Task item:
Would you go through the records below and copy each line with the string "breadcrumb"?

--- START ---

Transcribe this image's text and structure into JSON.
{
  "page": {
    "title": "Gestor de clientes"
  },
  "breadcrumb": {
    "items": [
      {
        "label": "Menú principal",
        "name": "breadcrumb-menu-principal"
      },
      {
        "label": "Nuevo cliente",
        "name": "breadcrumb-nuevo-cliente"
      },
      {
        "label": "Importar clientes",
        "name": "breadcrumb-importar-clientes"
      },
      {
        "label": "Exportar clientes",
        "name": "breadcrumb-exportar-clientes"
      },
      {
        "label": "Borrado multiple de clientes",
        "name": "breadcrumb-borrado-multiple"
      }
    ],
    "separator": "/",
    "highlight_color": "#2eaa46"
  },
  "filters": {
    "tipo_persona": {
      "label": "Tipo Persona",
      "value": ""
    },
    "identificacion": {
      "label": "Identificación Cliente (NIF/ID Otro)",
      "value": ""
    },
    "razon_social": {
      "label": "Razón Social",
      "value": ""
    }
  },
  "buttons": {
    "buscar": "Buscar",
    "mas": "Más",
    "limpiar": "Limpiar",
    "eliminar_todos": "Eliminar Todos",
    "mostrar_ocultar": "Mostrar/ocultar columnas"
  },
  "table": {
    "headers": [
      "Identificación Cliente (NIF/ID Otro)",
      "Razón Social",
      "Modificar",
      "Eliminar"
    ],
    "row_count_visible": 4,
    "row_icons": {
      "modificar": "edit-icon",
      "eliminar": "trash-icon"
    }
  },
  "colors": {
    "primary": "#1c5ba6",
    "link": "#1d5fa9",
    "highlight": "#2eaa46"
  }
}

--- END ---
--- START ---

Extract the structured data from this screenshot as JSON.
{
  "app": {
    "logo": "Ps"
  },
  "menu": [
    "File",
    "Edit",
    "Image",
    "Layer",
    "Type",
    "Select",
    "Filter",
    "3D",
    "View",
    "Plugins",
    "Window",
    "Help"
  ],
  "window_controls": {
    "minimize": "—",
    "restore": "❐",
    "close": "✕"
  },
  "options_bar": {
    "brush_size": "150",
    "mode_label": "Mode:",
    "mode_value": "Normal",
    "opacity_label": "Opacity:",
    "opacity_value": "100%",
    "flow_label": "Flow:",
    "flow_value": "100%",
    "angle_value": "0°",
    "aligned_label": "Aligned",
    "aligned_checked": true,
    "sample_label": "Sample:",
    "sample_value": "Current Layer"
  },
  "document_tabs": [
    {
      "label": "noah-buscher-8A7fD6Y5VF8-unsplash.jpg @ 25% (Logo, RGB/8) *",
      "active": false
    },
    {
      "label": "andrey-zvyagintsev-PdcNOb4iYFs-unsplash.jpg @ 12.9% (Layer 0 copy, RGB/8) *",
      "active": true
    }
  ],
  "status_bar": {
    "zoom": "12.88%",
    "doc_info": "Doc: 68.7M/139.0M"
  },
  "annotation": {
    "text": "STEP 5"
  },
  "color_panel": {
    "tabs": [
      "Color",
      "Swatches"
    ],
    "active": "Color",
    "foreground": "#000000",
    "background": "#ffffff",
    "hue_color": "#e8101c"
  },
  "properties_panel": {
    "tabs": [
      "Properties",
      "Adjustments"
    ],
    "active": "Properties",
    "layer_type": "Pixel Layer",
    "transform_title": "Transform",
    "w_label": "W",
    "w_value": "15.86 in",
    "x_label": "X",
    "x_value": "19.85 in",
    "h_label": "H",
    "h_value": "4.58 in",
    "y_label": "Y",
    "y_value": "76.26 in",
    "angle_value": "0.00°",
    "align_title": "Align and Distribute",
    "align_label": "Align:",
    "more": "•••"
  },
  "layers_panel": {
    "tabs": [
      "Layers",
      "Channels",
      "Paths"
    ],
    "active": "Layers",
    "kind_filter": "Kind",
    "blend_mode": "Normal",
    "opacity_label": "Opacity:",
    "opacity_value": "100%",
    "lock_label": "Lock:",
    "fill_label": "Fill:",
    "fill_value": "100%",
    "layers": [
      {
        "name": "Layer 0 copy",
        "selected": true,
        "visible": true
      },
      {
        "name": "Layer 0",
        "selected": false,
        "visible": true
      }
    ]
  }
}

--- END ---

Solution to the problem:
  "breadcrumb": {
        "name": "breadcrumb-menu-principal"
        "name": "breadcrumb-nuevo-cliente"
        "name": "breadcrumb-importar-clientes"
        "name": "breadcrumb-exportar-clientes"
        "name": "breadcrumb-borrado-multiple"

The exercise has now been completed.